The Islamic State (Isis) has claimed responsibility for a car bombing in northern Syria which killed at least 44 people and left more than 100 injured. The explosion hit the Kurdish-controlled town of Qamishli close to the Turkish border on Wednesday (27 July), state-run Syrian TV reported.

In a statement published by the Isis-linked Amaq news agency, the group claimed responsibility for the bombing, claiming it had struck a complex of Kurdish offices and that more than 100 people had been killed.

State-run Syrian TV said the bomb targeted buildings used by the Kurdish police and also hit a nearby government building. The attack was previously reported as a double-bombing but it is instead believed the first explosion caused a gas tank to explode, according to AFP.

Photographs of the scene showed plumes of smoke rising from buildings as injured children walked through the rubble and people searched for survivors.

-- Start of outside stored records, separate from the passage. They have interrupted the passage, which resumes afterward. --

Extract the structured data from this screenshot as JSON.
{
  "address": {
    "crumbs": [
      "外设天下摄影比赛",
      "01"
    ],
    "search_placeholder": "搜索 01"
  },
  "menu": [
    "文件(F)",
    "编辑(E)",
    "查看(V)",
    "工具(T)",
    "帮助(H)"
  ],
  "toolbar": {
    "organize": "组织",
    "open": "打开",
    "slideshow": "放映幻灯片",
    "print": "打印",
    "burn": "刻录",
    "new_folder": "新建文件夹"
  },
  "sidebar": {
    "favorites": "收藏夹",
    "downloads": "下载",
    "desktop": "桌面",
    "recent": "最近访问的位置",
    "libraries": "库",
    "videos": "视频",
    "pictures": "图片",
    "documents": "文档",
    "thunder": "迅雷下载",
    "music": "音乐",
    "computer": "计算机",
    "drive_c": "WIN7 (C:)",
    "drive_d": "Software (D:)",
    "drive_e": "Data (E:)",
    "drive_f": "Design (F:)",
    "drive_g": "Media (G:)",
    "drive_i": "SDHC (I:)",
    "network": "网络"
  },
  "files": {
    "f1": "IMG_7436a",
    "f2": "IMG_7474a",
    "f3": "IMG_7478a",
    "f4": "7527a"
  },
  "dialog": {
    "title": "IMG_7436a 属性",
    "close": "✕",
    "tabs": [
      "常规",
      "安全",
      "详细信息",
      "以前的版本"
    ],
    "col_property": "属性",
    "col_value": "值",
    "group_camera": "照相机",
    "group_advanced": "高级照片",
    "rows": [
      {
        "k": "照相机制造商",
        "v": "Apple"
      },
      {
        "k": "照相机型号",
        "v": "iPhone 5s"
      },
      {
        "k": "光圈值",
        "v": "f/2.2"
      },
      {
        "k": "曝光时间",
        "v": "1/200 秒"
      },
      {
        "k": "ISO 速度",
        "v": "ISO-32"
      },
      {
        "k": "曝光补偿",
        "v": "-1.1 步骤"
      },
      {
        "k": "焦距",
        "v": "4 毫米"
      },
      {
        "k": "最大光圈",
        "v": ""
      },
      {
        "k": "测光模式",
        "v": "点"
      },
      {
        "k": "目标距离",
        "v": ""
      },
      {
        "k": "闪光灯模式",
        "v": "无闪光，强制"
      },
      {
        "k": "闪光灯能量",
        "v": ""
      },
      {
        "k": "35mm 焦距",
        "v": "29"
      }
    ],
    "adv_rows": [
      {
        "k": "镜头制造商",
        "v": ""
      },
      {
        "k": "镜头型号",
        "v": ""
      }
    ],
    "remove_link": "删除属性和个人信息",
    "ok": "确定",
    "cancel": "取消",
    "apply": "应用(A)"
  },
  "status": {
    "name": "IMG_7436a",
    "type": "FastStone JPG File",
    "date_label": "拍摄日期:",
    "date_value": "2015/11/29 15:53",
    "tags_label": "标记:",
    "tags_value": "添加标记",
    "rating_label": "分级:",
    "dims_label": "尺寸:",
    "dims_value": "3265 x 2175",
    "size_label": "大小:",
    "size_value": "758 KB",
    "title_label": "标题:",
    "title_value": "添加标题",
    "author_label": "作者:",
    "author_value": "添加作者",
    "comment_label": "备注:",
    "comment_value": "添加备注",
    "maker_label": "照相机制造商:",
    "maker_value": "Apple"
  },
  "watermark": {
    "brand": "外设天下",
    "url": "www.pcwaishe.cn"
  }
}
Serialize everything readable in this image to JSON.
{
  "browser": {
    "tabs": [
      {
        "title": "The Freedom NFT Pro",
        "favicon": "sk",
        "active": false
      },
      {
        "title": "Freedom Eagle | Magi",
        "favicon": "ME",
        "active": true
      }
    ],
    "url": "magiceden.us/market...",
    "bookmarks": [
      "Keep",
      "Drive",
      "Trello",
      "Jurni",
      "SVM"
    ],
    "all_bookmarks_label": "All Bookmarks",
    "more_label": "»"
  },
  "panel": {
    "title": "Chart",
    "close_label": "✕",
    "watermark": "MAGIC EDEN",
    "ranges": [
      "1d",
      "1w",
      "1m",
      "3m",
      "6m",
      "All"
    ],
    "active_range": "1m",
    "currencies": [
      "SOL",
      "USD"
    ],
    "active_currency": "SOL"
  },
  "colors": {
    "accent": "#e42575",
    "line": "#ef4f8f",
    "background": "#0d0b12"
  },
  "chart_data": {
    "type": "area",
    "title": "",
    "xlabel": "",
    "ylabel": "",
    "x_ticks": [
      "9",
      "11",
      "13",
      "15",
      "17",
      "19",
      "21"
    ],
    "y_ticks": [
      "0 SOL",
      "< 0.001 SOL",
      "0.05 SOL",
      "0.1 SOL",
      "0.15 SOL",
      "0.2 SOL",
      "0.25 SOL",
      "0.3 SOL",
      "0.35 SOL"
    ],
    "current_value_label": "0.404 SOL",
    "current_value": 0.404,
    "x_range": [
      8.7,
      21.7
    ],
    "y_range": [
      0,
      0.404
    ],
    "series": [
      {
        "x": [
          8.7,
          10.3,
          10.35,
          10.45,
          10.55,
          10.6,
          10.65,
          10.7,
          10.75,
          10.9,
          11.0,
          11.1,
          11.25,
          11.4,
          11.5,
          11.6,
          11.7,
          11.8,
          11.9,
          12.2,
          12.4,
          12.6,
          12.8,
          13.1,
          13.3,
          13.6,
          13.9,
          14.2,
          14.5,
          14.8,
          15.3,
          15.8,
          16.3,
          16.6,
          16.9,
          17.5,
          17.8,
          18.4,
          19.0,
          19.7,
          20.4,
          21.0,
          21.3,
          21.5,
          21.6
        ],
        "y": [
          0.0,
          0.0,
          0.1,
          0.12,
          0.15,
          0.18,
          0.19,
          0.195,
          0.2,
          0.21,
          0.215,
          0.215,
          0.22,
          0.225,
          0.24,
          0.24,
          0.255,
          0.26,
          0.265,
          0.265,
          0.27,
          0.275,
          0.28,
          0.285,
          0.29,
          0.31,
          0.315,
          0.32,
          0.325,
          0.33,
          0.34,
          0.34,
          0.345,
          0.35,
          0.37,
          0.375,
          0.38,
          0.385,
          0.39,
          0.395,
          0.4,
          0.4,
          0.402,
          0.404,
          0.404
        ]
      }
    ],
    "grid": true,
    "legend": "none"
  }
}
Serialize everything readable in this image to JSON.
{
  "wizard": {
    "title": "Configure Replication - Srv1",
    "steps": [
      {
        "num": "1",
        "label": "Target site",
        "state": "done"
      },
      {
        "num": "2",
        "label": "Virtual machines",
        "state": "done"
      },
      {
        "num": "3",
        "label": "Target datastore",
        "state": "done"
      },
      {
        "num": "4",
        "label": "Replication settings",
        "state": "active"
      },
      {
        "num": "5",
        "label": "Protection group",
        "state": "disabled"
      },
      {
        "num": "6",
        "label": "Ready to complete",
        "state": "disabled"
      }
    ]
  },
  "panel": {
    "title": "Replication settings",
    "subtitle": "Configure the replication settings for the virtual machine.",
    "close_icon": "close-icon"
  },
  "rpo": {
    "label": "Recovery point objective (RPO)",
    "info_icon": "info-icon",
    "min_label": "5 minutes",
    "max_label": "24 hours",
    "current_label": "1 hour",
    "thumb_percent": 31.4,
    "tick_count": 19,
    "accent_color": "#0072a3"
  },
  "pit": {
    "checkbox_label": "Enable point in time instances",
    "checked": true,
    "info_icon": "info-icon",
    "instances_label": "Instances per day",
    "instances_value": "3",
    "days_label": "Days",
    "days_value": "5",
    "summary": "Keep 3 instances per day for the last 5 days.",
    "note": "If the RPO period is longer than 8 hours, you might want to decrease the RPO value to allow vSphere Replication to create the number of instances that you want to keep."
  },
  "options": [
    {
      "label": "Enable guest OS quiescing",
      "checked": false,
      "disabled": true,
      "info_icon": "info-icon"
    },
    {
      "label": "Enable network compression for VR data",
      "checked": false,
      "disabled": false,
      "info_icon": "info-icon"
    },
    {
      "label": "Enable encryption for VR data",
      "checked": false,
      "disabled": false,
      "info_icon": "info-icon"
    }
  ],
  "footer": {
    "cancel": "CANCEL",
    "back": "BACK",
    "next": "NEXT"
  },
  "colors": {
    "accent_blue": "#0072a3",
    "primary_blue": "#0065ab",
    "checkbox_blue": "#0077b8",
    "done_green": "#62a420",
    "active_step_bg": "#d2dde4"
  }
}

Isis, which is fighting Kurdish fighters and their allies in Hasaka and Aleppo provinces, has launched bombing attacks on Qamishli in the past.

The US-backed Syria Democratic Forces (SDF), made up predominantly of Kurdish militia, have been the main force fighting Isis in northern Syria over the past two years.

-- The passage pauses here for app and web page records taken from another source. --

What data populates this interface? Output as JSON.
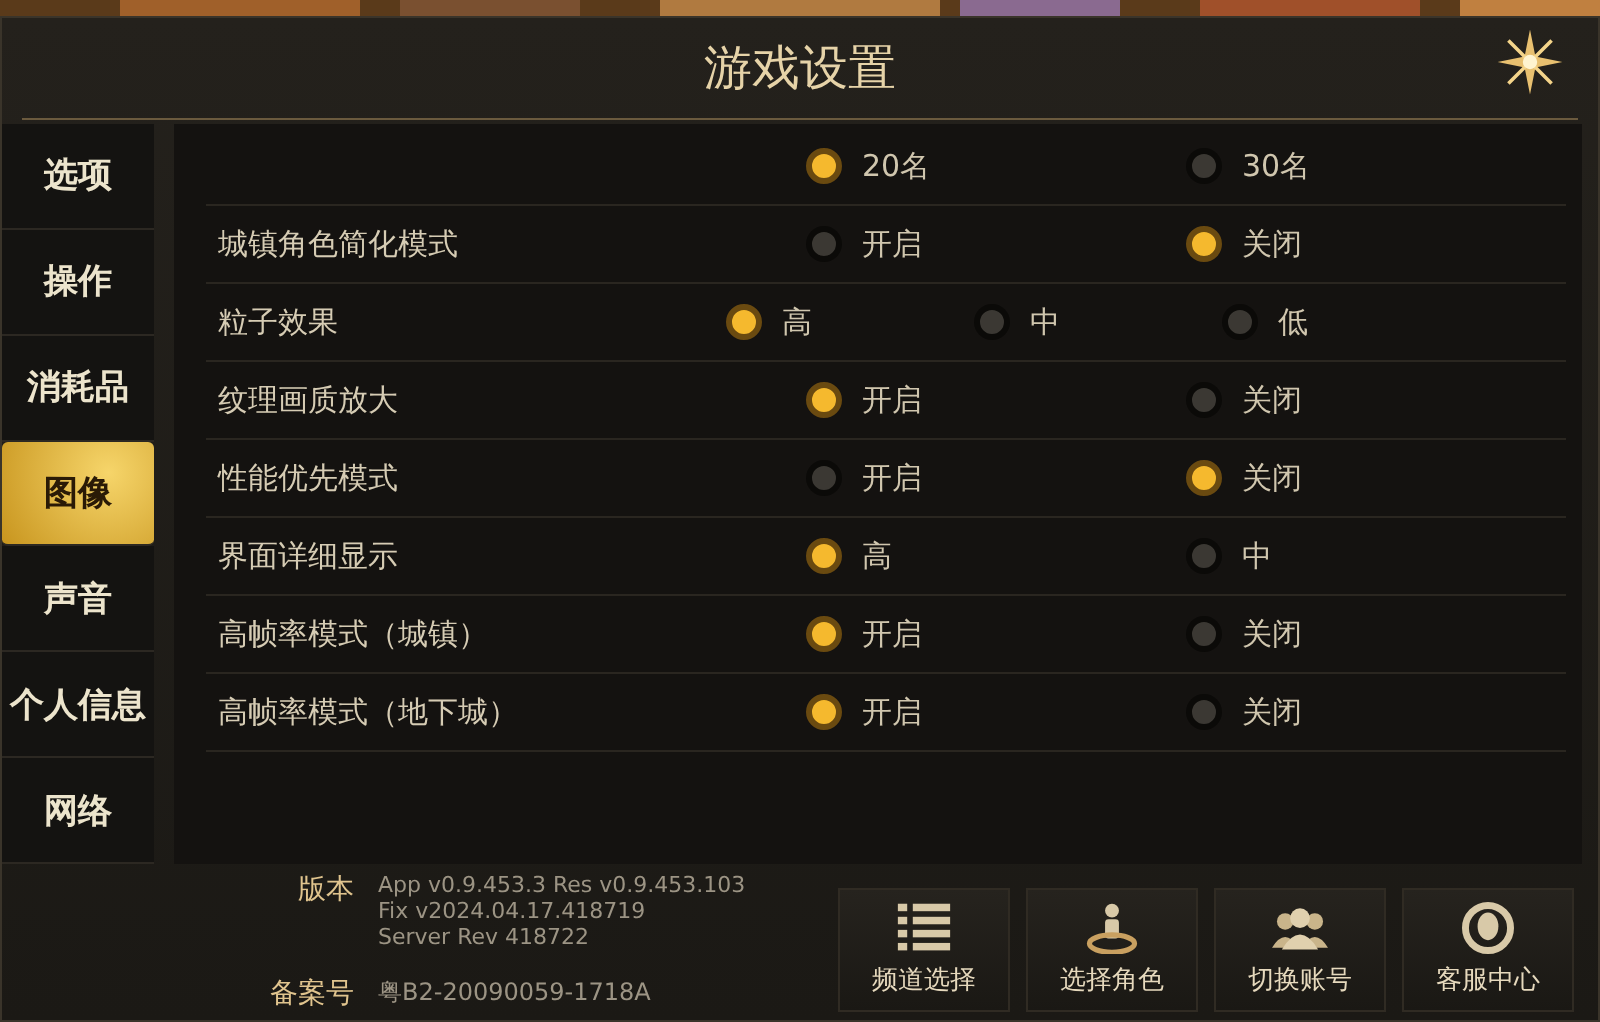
{
  "window": {
    "title": "游戏设置"
  },
  "sidebar": {
    "items": [
      {
        "label": "选项",
        "selected": false
      },
      {
        "label": "操作",
        "selected": false
      },
      {
        "label": "消耗品",
        "selected": false
      },
      {
        "label": "图像",
        "selected": true
      },
      {
        "label": "声音",
        "selected": false
      },
      {
        "label": "个人信息",
        "selected": false
      },
      {
        "label": "网络",
        "selected": false
      }
    ]
  },
  "settings": [
    {
      "options": [
        {
          "label": "20名",
          "selected": true
        },
        {
          "label": "30名",
          "selected": false
        }
      ]
    },
    {
      "label": "城镇角色简化模式",
      "options": [
        {
          "label": "开启",
          "selected": false
        },
        {
          "label": "关闭",
          "selected": true
        }
      ]
    },
    {
      "label": "粒子效果",
      "options": [
        {
          "label": "高",
          "selected": true
        },
        {
          "label": "中",
          "selected": false
        },
        {
          "label": "低",
          "selected": false
        }
      ]
    },
    {
      "label": "纹理画质放大",
      "options": [
        {
          "label": "开启",
          "selected": true
        },
        {
          "label": "关闭",
          "selected": false
        }
      ]
    },
    {
      "label": "性能优先模式",
      "options": [
        {
          "label": "开启",
          "selected": false
        },
        {
          "label": "关闭",
          "selected": true
        }
      ]
    },
    {
      "label": "界面详细显示",
      "options": [
        {
          "label": "高",
          "selected": true
        },
        {
          "label": "中",
          "selected": false
        }
      ]
    },
    {
      "label": "高帧率模式（城镇）",
      "options": [
        {
          "label": "开启",
          "selected": true
        },
        {
          "label": "关闭",
          "selected": false
        }
      ]
    },
    {
      "label": "高帧率模式（地下城）",
      "options": [
        {
          "label": "开启",
          "selected": true
        },
        {
          "label": "关闭",
          "selected": false
        }
      ]
    }
  ],
  "footer": {
    "version_label": "版本",
    "version_lines": [
      "App v0.9.453.3 Res v0.9.453.103",
      "Fix v2024.04.17.418719",
      "Server Rev 418722"
    ],
    "record_label": "备案号",
    "record": "粤B2-20090059-1718A"
  },
  "buttons": [
    {
      "kind": "list",
      "label": "频道选择"
    },
    {
      "kind": "character",
      "label": "选择角色"
    },
    {
      "kind": "group",
      "label": "切换账号"
    },
    {
      "kind": "support",
      "label": "客服中心"
    }
  ]
}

It is currently trying to capture the city of Manbij as part of a wider operation to secure the Syria-Turkey border. Efforts to enter the city centre have been painfully slow, with IS militants staging counterattacks and using mines and snipers to pin forces back.

The capture of Manbij would deliver a serious blow to IS forces. The terrorist group uses the city in a supply line between the Turkish border and the capital of the self-declared Islamic State, Raqqa.

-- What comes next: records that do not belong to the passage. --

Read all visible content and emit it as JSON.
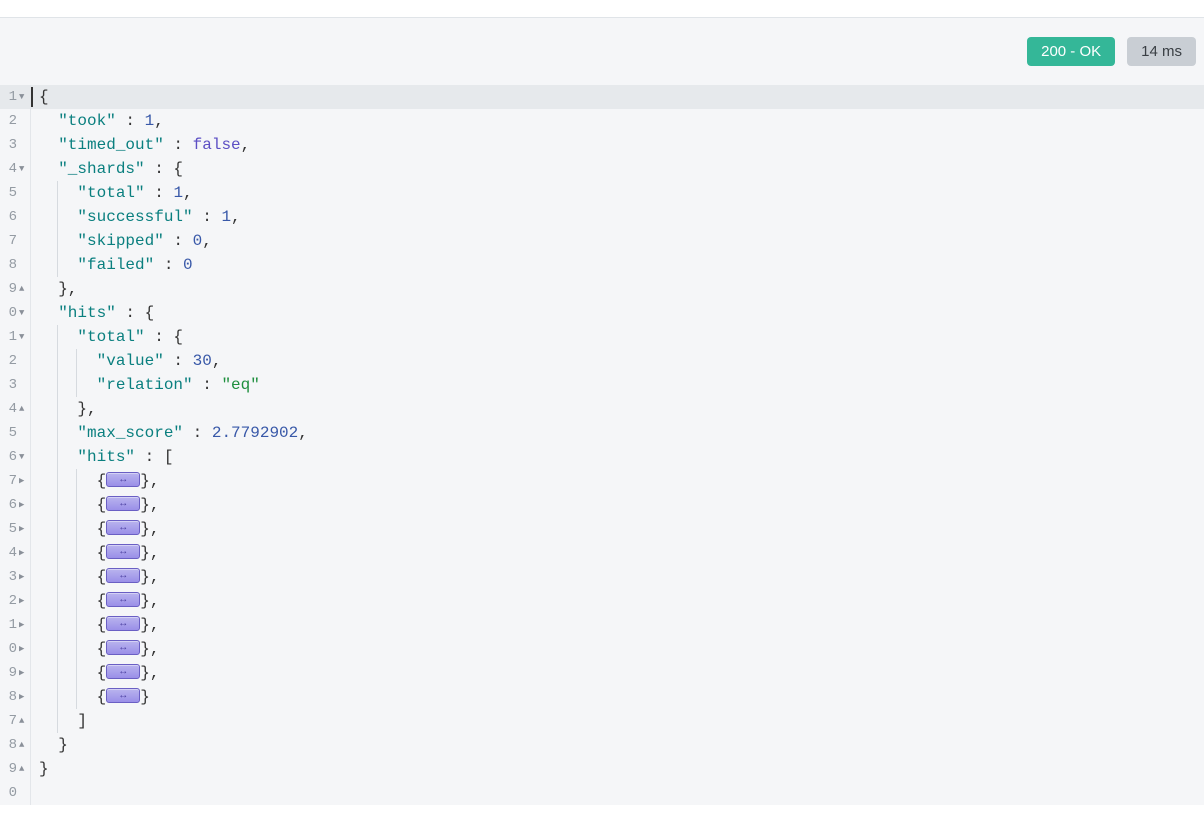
{
  "status": {
    "http_status": "200 - OK",
    "latency": "14 ms"
  },
  "gutter": {
    "numbers": [
      "1",
      "2",
      "3",
      "4",
      "5",
      "6",
      "7",
      "8",
      "9",
      "0",
      "1",
      "2",
      "3",
      "4",
      "5",
      "6",
      "7",
      "6",
      "5",
      "4",
      "3",
      "2",
      "1",
      "0",
      "9",
      "8",
      "7",
      "8",
      "9",
      "0"
    ],
    "fold_markers": {
      "0": "▼",
      "3": "▼",
      "8": "▲",
      "9": "▼",
      "10": "▼",
      "13": "▲",
      "15": "▼",
      "16": "▶",
      "17": "▶",
      "18": "▶",
      "19": "▶",
      "20": "▶",
      "21": "▶",
      "22": "▶",
      "23": "▶",
      "24": "▶",
      "25": "▶",
      "26": "▲",
      "27": "▲",
      "28": "▲"
    }
  },
  "json": {
    "took": 1,
    "timed_out": false,
    "shards": {
      "total": 1,
      "successful": 1,
      "skipped": 0,
      "failed": 0
    },
    "hits": {
      "total": {
        "value": 30,
        "relation": "eq"
      },
      "max_score": 2.7792902,
      "inner_hits_count": 10
    }
  },
  "text": {
    "l0": "{",
    "l1_key": "\"took\"",
    "l1_colon": " : ",
    "l1_val": "1",
    "l1_end": ",",
    "l2_key": "\"timed_out\"",
    "l2_val": "false",
    "l2_end": ",",
    "l3_key": "\"_shards\"",
    "l3_rest": " : {",
    "l4_key": "\"total\"",
    "l4_val": "1",
    "l4_end": ",",
    "l5_key": "\"successful\"",
    "l5_val": "1",
    "l5_end": ",",
    "l6_key": "\"skipped\"",
    "l6_val": "0",
    "l6_end": ",",
    "l7_key": "\"failed\"",
    "l7_val": "0",
    "l8": "},",
    "l9_key": "\"hits\"",
    "l9_rest": " : {",
    "l10_key": "\"total\"",
    "l10_rest": " : {",
    "l11_key": "\"value\"",
    "l11_val": "30",
    "l11_end": ",",
    "l12_key": "\"relation\"",
    "l12_val": "\"eq\"",
    "l13": "},",
    "l14_key": "\"max_score\"",
    "l14_val": "2.7792902",
    "l14_end": ",",
    "l15_key": "\"hits\"",
    "l15_rest": " : [",
    "fold_open": "{",
    "fold_close_comma": "},",
    "fold_close": "}",
    "l26": "]",
    "l27": "}",
    "l28": "}"
  }
}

Syrians gather at the site of a bomb attack in Syria's northeastern city of Qamishli Delil Souleiman/ AFP